Aflac is one of the best known American insurance companies. It offers various types of insurance, including disability insurance.
The Hartford offers a number of insurance options, including disability insurance. It offers a large number of options and unusual benefits. such as face-to-face or telephone counseling.
Liberty Mutual has been providing a variety of insurance coverages to individuals since 1912. It is currently the third largest property and casualty insurance provider in the United States.
Unum is one of the oldest insurance companies in the United States, having first offered insurance prior to the Civil War. It became the first disability insurance provider in the United States in 1939.
Prudential has been offering insurance for over 140 years. It currently has offices in Asia and Europe as well as in both North and South America.
MassMutual has been offering insurance since 1851. It is a mutually funded insurance company, which means that consumers are considered shareholders and are eligible to vote for the Board of Directors and/or receive dividends.
MetLife is a well-known insurance company that has become famous for its commercials using characters from the "Peanuts" comic strip. It offers a variety of insurances, including disability insurance.
Mutual of Omaha is a mutually funded insurance company headquartered in Nebraska. It offers insurance in almost every state via its 4,900 associates.

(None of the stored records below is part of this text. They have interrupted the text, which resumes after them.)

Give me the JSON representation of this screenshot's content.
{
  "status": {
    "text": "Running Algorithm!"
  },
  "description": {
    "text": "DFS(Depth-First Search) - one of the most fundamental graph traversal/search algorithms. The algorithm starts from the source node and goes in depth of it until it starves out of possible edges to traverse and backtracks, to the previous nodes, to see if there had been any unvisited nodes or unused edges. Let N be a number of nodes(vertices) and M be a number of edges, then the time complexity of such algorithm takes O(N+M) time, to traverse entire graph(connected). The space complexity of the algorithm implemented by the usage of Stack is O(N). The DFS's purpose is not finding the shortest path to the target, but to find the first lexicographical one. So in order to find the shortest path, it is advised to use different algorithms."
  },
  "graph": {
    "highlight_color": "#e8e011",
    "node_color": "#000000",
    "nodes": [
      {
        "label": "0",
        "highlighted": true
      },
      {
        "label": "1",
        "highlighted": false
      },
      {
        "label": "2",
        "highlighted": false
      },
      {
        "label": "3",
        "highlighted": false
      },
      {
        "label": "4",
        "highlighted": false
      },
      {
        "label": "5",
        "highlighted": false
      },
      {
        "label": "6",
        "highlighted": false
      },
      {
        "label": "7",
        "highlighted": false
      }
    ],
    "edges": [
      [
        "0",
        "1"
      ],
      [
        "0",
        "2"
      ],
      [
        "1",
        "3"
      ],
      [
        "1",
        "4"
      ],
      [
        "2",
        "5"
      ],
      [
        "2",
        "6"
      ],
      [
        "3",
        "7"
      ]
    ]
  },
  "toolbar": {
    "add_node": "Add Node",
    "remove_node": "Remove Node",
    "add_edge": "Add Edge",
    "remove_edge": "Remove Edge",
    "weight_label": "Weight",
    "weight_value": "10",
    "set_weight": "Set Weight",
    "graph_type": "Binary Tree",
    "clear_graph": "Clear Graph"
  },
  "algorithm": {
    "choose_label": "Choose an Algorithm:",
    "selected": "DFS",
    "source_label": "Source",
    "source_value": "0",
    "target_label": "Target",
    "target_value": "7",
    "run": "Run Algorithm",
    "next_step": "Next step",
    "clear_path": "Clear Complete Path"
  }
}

Information in this guide is general in nature and is intended for informational purposes only; it is not legal, health, investment or tax advice. ConsumerAffairs.com makes no representation as to the accuracy of the information provided and assumes no liability for any damages or loss arising from its use.